Everybody’s House
A decade of the United Front Multicultural Center
by Ryan T. Blystone
Studentsphoto by Luis Garcia

Chris Wilson grew up in a poor, black neighborhood in Detroit, but the United Front Multicultural Center at USD will always be home.

“The UF gave me a place I found comfort in,” says Wilson ’03. “It was a space for people of color to let our guard down. I owe UF a lot for helping me find my place in the world.”

Wilson, USD’s first Ethnic Studies graduate and first African-American Associated Students president, also takes pleasure in recalling those he met inside Room 128, a ground-floor space in the Hahn University Center. “The UF created people who care,” he says. “It sparked my knowledge. It’s not technically a classroom, but it was a classroom.”

The center’s dynamic is immediately welcoming. There’s an inspirational mural covering the left wall, with colors and symbols representing student organizations. Three comfortable couches serve as a social hotspot. Behind the couches are the office spaces of 11 student organizations.

“To me it’s a space where all students are welcome and feel safe enough to explore their identity and really grapple with some of the struggles that come with some of those identities,” says Kimberley Fernandes, the center’s assistant director.

The center opened Nov. 14, 1997; an informal 10th anniversary celebration took place last November. A formal event on Feb. 15 welcomed attendees with spiritual words representing different cultures, an exotic dinner menu, and students performed tinikling (a Filipino folk dance), spoken-word poetry and a moitai (martial arts-like) demonstration.

“Students pushed the university to a level that promoted a campus where people feel safe, included and can express their views and perspectives,” says Guadalupe Corona ‘97 (M.A.), director of the UFMC from August 1997 to June 2007.
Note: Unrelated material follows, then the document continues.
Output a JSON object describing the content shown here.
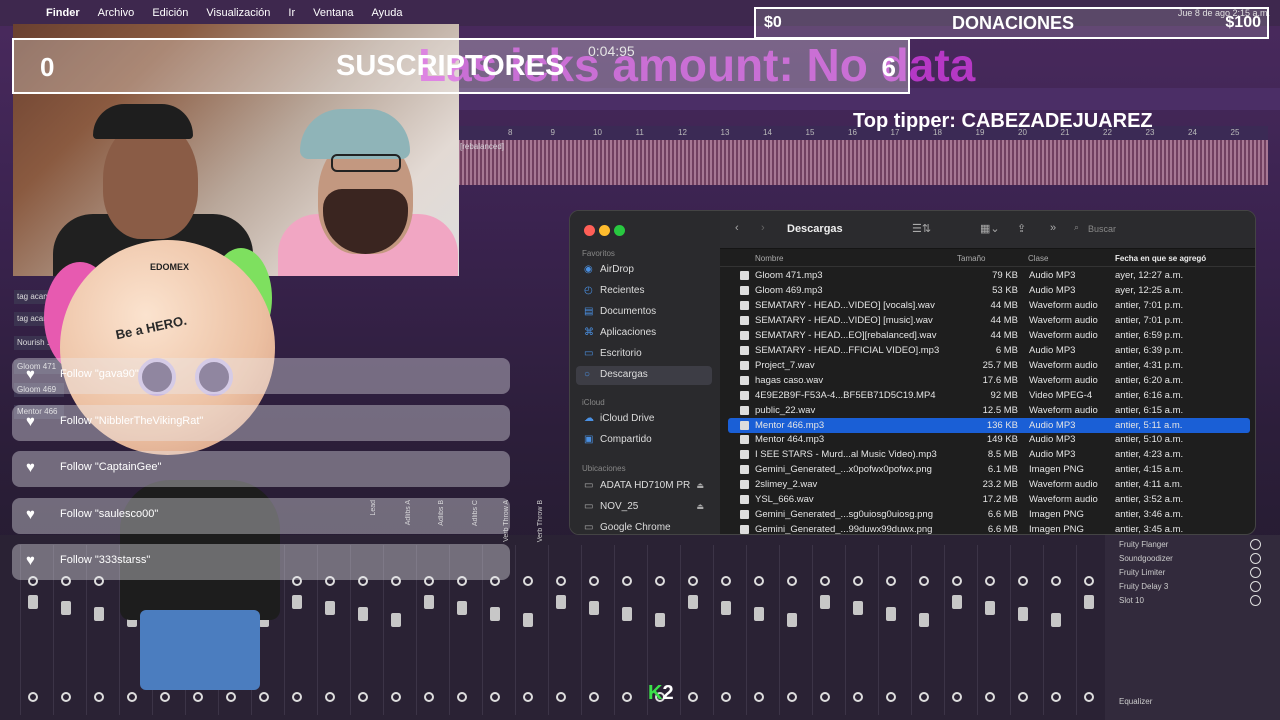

United Front’s genesis can be traced back to the spring of 1993, when five student organizations submitted a written proposal to then-Dean of Students Thomas Burke for a multicultural center. As it grew, United Front took a leadership role for a more inclusive and diverse community.

For example, the group lobbied to have anti-hate crimes language added to USD’s harassment policy in 1998. United Front also pushed to have sexual orientation added to USD’s discrimination policy in 2000, and advocated for the addition of ethnic studies to the curriculum.

“(United Front) has been very successful in bringing forward young women and men who are really engaging. It’s helped them become potential leaders not only on campus, but also in our community,” says Albert Pulido, director of ethnic studies.

New leadership will play a role in UFMC’s future. Women’s Center Director Erin Lovette-Colyer is its interim director. Dean of Students Donald Godwin says a search firm was finding candidates in April so USD could interview candidates in May, allowing students to have a voice in the hiring process.

Corona, now director for Latino/a initiatives at Alliant International University, is excited about the next wave of students.

“There’s a new generation of what we call ‘millennium students.’ They’re much more progressive, much more inclusive, and they’ve been raised in an environment where a diverse and global economy is more prevalent. It will bring diversity to a whole new level.”